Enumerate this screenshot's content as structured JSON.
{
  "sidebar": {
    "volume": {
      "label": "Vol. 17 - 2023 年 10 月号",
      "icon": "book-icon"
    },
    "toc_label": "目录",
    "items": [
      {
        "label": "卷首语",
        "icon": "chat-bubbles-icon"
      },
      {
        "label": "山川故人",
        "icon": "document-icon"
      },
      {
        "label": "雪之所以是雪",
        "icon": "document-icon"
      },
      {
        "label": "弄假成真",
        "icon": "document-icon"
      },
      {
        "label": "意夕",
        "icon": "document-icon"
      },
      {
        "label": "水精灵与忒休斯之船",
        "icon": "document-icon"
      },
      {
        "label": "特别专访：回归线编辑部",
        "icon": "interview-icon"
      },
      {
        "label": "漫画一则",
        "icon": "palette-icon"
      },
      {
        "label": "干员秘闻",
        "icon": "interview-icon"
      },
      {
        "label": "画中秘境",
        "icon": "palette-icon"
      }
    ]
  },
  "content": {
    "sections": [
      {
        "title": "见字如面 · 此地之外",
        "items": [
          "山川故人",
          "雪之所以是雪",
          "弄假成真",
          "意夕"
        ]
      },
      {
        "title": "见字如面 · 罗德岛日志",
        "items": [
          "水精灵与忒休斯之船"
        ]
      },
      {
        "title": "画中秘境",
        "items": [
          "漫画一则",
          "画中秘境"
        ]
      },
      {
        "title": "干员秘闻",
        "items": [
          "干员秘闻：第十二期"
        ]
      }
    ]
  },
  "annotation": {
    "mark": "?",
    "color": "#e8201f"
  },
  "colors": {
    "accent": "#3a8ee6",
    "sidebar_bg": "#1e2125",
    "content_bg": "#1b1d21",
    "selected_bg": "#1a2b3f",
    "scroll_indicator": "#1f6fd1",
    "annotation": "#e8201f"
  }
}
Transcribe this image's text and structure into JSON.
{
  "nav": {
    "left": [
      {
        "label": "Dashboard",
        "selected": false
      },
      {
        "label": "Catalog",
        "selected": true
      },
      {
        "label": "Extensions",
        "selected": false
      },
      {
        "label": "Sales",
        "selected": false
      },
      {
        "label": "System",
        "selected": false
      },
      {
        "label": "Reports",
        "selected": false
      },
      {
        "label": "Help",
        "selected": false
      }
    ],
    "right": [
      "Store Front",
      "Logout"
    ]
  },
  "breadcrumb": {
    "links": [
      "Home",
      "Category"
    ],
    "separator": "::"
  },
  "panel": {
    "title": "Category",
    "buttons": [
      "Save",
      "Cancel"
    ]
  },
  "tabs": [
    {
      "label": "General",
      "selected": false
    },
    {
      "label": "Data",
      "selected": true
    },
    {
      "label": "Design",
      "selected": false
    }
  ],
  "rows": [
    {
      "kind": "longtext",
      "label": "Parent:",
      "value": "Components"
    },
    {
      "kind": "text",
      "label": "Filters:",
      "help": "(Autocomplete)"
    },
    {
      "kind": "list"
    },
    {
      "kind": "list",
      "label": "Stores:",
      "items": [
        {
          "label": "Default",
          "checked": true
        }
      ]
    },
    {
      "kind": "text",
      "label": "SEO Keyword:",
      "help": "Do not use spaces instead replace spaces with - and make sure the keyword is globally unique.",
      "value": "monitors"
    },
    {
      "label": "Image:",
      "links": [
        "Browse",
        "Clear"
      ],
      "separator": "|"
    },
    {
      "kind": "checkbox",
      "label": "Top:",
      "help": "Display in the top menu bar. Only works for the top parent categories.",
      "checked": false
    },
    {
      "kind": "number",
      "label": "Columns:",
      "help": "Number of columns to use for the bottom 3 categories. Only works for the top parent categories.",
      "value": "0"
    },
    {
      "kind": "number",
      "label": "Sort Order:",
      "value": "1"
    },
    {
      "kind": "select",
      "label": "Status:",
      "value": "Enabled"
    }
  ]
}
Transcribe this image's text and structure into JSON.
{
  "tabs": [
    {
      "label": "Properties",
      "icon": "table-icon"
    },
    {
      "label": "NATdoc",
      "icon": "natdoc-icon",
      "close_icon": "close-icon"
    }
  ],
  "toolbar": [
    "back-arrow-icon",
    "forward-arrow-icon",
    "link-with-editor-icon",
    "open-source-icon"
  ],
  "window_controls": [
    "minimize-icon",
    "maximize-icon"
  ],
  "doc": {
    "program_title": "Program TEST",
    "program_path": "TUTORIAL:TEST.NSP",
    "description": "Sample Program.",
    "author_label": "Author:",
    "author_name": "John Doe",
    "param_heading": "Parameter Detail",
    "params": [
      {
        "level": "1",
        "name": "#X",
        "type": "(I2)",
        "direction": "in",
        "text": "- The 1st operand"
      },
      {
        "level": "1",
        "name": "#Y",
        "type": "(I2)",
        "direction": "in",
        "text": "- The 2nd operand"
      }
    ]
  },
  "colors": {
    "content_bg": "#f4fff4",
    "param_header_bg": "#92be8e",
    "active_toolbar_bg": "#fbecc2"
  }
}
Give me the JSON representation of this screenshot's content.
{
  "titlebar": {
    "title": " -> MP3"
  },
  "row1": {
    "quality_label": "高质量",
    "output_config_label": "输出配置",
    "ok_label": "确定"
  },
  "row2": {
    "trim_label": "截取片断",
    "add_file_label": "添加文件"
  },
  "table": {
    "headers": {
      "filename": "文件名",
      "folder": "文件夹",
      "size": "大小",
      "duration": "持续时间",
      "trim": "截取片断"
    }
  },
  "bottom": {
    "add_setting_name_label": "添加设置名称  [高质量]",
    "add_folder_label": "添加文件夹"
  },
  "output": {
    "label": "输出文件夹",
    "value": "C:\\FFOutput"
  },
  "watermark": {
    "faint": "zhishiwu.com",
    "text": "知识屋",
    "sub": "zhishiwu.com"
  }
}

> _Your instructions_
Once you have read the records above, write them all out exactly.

> _Exercise response_
Enumerate this screenshot's content as structured JSON.
{
  "sidebar": {
    "volume": {
      "label": "Vol. 17 - 2023 年 10 月号",
      "icon": "book-icon"
    },
    "toc_label": "目录",
    "items": [
      {
        "label": "卷首语",
        "icon": "chat-bubbles-icon"
      },
      {
        "label": "山川故人",
        "icon": "document-icon"
      },
      {
        "label": "雪之所以是雪",
        "icon": "document-icon"
      },
      {
        "label": "弄假成真",
        "icon": "document-icon"
      },
      {
        "label": "意夕",
        "icon": "document-icon"
      },
      {
        "label": "水精灵与忒休斯之船",
        "icon": "document-icon"
      },
      {
        "label": "特别专访：回归线编辑部",
        "icon": "interview-icon"
      },
      {
        "label": "漫画一则",
        "icon": "palette-icon"
      },
      {
        "label": "干员秘闻",
        "icon": "interview-icon"
      },
      {
        "label": "画中秘境",
        "icon": "palette-icon"
      }
    ]
  },
  "content": {
    "sections": [
      {
        "title": "见字如面 · 此地之外",
        "items": [
          "山川故人",
          "雪之所以是雪",
          "弄假成真",
          "意夕"
        ]
      },
      {
        "title": "见字如面 · 罗德岛日志",
        "items": [
          "水精灵与忒休斯之船"
        ]
      },
      {
        "title": "画中秘境",
        "items": [
          "漫画一则",
          "画中秘境"
        ]
      },
      {
        "title": "干员秘闻",
        "items": [
          "干员秘闻：第十二期"
        ]
      }
    ]
  },
  "annotation": {
    "mark": "?",
    "color": "#e8201f"
  },
  "colors": {
    "accent": "#3a8ee6",
    "sidebar_bg": "#1e2125",
    "content_bg": "#1b1d21",
    "selected_bg": "#1a2b3f",
    "scroll_indicator": "#1f6fd1",
    "annotation": "#e8201f"
  }
}
Transcribe this image's text and structure into JSON.
{
  "nav": {
    "left": [
      {
        "label": "Dashboard",
        "selected": false
      },
      {
        "label": "Catalog",
        "selected": true
      },
      {
        "label": "Extensions",
        "selected": false
      },
      {
        "label": "Sales",
        "selected": false
      },
      {
        "label": "System",
        "selected": false
      },
      {
        "label": "Reports",
        "selected": false
      },
      {
        "label": "Help",
        "selected": false
      }
    ],
    "right": [
      "Store Front",
      "Logout"
    ]
  },
  "breadcrumb": {
    "links": [
      "Home",
      "Category"
    ],
    "separator": "::"
  },
  "panel": {
    "title": "Category",
    "buttons": [
      "Save",
      "Cancel"
    ]
  },
  "tabs": [
    {
      "label": "General",
      "selected": false
    },
    {
      "label": "Data",
      "selected": true
    },
    {
      "label": "Design",
      "selected": false
    }
  ],
  "rows": [
    {
      "kind": "longtext",
      "label": "Parent:",
      "value": "Components"
    },
    {
      "kind": "text",
      "label": "Filters:",
      "help": "(Autocomplete)"
    },
    {
      "kind": "list"
    },
    {
      "kind": "list",
      "label": "Stores:",
      "items": [
        {
          "label": "Default",
          "checked": true
        }
      ]
    },
    {
      "kind": "text",
      "label": "SEO Keyword:",
      "help": "Do not use spaces instead replace spaces with - and make sure the keyword is globally unique.",
      "value": "monitors"
    },
    {
      "label": "Image:",
      "links": [
        "Browse",
        "Clear"
      ],
      "separator": "|"
    },
    {
      "kind": "checkbox",
      "label": "Top:",
      "help": "Display in the top menu bar. Only works for the top parent categories.",
      "checked": false
    },
    {
      "kind": "number",
      "label": "Columns:",
      "help": "Number of columns to use for the bottom 3 categories. Only works for the top parent categories.",
      "value": "0"
    },
    {
      "kind": "number",
      "label": "Sort Order:",
      "value": "1"
    },
    {
      "kind": "select",
      "label": "Status:",
      "value": "Enabled"
    }
  ]
}
Transcribe this image's text and structure into JSON.
{
  "tabs": [
    {
      "label": "Properties",
      "icon": "table-icon"
    },
    {
      "label": "NATdoc",
      "icon": "natdoc-icon",
      "close_icon": "close-icon"
    }
  ],
  "toolbar": [
    "back-arrow-icon",
    "forward-arrow-icon",
    "link-with-editor-icon",
    "open-source-icon"
  ],
  "window_controls": [
    "minimize-icon",
    "maximize-icon"
  ],
  "doc": {
    "program_title": "Program TEST",
    "program_path": "TUTORIAL:TEST.NSP",
    "description": "Sample Program.",
    "author_label": "Author:",
    "author_name": "John Doe",
    "param_heading": "Parameter Detail",
    "params": [
      {
        "level": "1",
        "name": "#X",
        "type": "(I2)",
        "direction": "in",
        "text": "- The 1st operand"
      },
      {
        "level": "1",
        "name": "#Y",
        "type": "(I2)",
        "direction": "in",
        "text": "- The 2nd operand"
      }
    ]
  },
  "colors": {
    "content_bg": "#f4fff4",
    "param_header_bg": "#92be8e",
    "active_toolbar_bg": "#fbecc2"
  }
}
Give me the JSON representation of this screenshot's content.
{
  "titlebar": {
    "title": " -> MP3"
  },
  "row1": {
    "quality_label": "高质量",
    "output_config_label": "输出配置",
    "ok_label": "确定"
  },
  "row2": {
    "trim_label": "截取片断",
    "add_file_label": "添加文件"
  },
  "table": {
    "headers": {
      "filename": "文件名",
      "folder": "文件夹",
      "size": "大小",
      "duration": "持续时间",
      "trim": "截取片断"
    }
  },
  "bottom": {
    "add_setting_name_label": "添加设置名称  [高质量]",
    "add_folder_label": "添加文件夹"
  },
  "output": {
    "label": "输出文件夹",
    "value": "C:\\FFOutput"
  },
  "watermark": {
    "faint": "zhishiwu.com",
    "text": "知识屋",
    "sub": "zhishiwu.com"
  }
}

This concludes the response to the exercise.